- Goal of the exercise
The answer must consist of every line from the entries that holds the word "additional".

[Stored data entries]
↓

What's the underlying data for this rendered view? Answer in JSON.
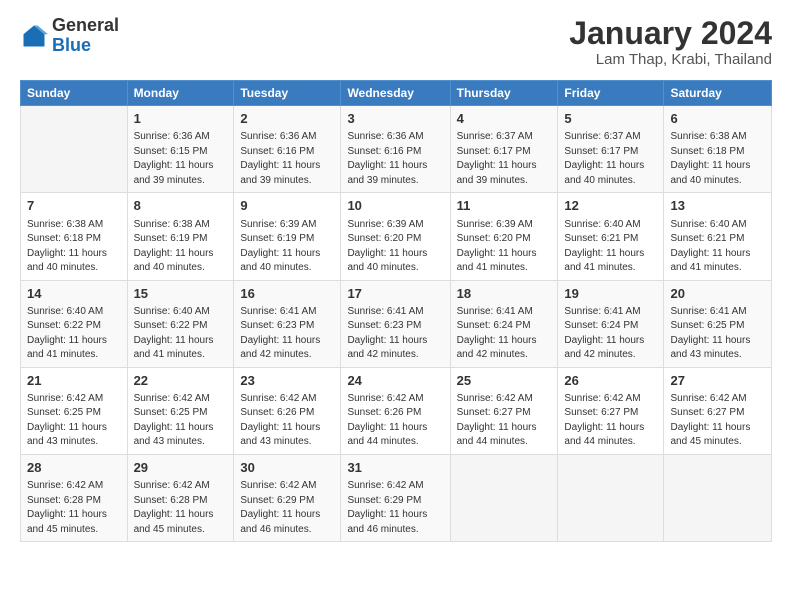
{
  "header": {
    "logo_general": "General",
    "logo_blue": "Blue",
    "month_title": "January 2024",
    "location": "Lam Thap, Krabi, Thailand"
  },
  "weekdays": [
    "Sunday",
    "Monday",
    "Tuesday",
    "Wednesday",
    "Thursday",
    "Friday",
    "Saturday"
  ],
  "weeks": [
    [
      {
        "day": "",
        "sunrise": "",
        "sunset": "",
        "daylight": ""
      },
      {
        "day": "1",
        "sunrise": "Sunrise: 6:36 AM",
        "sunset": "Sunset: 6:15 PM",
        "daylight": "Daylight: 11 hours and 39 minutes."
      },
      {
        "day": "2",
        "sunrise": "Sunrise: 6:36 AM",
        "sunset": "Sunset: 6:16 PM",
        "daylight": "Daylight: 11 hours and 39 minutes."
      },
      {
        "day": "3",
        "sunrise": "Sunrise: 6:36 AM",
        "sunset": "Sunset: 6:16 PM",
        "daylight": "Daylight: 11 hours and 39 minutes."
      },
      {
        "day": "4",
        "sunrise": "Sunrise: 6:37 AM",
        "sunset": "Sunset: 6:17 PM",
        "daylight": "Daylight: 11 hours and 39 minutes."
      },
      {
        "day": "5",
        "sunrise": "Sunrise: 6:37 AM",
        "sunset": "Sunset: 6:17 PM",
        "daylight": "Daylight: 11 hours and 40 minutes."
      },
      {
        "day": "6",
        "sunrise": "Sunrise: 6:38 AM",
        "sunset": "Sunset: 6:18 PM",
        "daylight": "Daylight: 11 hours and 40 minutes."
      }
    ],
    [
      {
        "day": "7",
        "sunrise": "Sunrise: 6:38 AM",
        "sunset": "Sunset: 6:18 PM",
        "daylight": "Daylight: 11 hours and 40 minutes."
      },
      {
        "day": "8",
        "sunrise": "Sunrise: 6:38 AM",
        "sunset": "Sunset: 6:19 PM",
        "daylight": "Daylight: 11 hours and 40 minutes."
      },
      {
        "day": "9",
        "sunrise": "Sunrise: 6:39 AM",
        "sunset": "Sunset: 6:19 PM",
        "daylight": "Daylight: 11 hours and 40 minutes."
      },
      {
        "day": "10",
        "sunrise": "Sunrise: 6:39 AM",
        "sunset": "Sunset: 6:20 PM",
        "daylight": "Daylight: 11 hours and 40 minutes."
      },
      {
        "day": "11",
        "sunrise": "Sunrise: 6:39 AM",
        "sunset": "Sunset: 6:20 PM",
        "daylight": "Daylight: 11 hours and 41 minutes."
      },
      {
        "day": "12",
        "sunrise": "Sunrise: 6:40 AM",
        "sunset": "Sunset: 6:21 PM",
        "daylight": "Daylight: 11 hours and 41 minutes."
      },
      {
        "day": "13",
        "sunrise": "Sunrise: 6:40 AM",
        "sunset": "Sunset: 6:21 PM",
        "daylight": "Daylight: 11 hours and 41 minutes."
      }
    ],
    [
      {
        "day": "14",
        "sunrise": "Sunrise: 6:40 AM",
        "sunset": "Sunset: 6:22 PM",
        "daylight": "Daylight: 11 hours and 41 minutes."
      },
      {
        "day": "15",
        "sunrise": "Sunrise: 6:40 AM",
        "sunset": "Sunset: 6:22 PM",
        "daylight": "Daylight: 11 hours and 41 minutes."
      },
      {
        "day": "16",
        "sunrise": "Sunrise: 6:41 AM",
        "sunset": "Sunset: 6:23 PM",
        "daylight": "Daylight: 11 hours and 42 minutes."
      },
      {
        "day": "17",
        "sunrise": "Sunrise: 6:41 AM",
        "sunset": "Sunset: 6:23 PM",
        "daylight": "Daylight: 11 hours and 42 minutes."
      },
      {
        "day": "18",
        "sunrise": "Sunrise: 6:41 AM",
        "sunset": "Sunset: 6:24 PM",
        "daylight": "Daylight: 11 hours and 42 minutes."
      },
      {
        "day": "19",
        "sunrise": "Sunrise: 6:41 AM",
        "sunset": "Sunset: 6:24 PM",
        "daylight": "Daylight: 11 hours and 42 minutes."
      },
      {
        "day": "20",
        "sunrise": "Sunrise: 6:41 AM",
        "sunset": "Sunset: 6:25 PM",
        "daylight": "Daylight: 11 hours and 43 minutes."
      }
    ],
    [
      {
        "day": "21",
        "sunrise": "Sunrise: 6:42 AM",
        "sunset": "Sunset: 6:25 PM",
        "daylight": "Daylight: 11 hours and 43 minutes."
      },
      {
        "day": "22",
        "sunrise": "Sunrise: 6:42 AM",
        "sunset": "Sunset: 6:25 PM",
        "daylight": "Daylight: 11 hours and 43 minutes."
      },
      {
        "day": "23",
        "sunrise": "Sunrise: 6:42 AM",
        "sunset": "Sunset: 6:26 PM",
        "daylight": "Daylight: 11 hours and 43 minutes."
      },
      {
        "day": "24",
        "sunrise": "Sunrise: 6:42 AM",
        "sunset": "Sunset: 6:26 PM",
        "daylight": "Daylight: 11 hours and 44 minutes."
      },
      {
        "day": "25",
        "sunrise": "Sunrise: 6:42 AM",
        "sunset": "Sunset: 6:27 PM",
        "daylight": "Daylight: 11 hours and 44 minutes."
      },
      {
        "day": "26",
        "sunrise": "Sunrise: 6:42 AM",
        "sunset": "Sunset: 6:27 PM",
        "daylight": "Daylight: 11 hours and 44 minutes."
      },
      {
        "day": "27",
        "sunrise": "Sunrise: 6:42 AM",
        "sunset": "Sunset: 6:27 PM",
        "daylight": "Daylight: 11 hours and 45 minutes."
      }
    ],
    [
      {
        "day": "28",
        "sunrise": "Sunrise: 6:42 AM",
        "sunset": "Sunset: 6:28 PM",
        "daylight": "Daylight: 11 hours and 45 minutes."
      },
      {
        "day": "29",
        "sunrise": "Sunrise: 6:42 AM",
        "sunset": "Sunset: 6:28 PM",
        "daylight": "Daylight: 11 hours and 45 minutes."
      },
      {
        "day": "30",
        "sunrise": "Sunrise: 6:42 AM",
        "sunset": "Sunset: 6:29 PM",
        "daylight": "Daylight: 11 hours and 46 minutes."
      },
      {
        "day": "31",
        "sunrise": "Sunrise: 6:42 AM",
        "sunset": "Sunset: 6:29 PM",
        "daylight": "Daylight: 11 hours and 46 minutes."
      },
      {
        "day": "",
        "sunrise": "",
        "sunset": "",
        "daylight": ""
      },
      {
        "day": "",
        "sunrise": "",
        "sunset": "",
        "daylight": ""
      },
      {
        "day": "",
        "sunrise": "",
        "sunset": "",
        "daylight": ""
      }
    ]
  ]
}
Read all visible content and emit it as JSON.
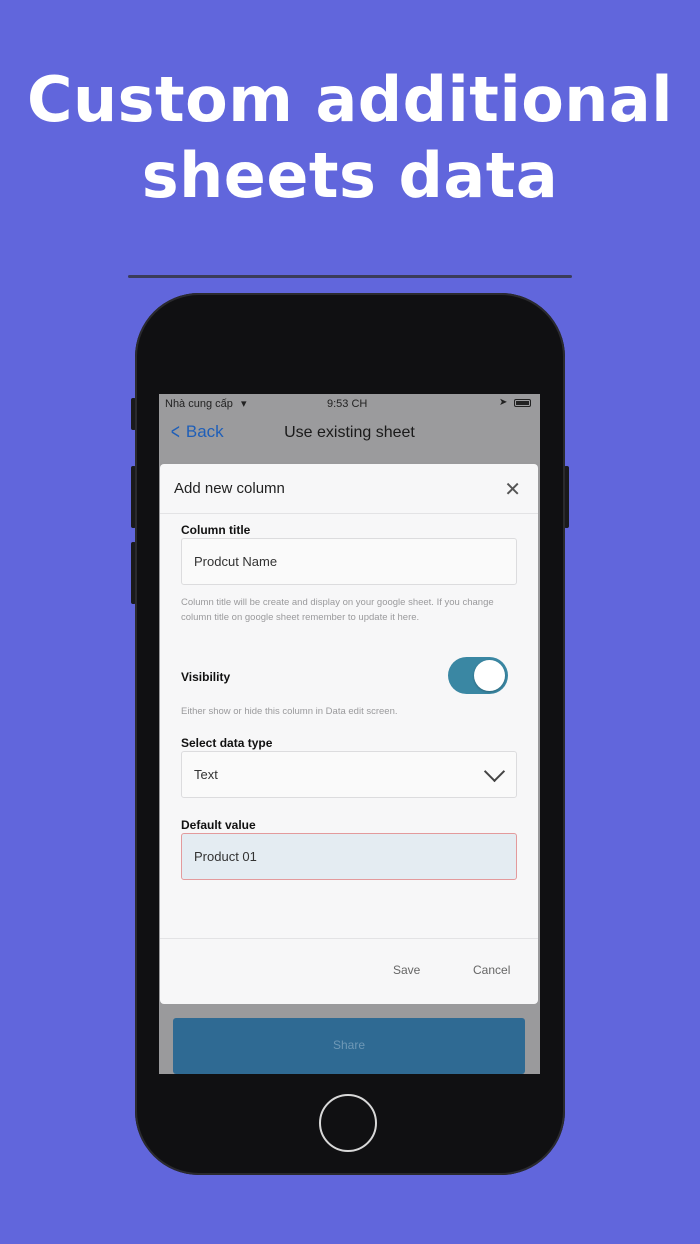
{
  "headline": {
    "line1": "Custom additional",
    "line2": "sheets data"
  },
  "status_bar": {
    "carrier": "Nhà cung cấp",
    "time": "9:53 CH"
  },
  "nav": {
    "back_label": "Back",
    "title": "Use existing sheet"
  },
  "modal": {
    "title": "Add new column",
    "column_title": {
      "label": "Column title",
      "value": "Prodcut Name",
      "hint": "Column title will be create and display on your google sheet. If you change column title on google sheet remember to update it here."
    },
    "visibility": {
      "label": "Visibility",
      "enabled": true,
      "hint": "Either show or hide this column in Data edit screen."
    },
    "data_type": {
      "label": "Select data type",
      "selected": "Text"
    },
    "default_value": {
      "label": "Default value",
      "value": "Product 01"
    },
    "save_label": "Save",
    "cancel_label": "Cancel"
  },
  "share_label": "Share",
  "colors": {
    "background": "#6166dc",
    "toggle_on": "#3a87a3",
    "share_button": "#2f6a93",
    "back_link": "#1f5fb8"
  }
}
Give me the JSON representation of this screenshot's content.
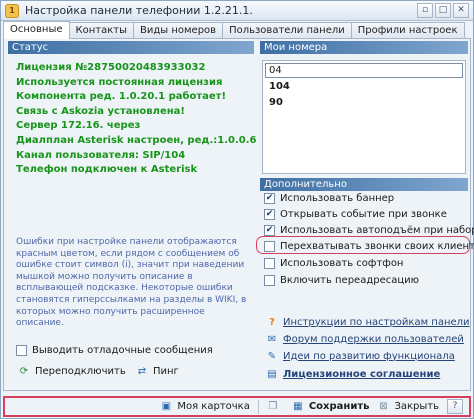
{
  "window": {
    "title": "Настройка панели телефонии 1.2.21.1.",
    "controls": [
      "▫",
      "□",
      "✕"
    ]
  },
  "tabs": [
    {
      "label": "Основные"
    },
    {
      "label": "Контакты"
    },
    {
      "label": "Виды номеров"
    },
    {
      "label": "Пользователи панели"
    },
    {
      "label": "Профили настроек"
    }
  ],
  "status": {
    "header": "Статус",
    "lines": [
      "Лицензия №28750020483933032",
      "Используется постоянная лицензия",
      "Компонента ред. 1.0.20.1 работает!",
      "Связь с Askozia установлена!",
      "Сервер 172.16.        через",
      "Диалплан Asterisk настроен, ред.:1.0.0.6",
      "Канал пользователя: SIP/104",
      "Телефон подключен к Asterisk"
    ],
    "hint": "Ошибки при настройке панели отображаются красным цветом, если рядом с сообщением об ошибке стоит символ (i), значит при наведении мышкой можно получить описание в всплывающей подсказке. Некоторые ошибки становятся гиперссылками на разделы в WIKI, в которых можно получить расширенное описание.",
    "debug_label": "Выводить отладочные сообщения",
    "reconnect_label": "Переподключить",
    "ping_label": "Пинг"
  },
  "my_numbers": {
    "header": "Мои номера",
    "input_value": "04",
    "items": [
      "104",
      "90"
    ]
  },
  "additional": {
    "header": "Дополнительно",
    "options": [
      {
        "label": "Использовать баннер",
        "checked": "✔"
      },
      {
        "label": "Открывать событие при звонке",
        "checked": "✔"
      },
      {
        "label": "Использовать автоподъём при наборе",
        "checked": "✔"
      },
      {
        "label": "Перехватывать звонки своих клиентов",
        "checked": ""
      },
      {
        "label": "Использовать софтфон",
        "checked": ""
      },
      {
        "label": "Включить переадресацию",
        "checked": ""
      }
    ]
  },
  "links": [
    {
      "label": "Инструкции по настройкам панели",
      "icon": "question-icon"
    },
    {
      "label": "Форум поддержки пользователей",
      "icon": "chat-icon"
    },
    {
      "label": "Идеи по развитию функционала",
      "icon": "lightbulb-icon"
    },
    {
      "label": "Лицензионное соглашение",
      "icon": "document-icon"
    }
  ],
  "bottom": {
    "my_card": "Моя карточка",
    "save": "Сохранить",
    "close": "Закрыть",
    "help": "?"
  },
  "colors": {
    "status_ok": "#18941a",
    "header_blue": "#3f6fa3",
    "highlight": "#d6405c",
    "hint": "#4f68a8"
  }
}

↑

- Response to the task
    "line1": "Custom additional",
  "additional": {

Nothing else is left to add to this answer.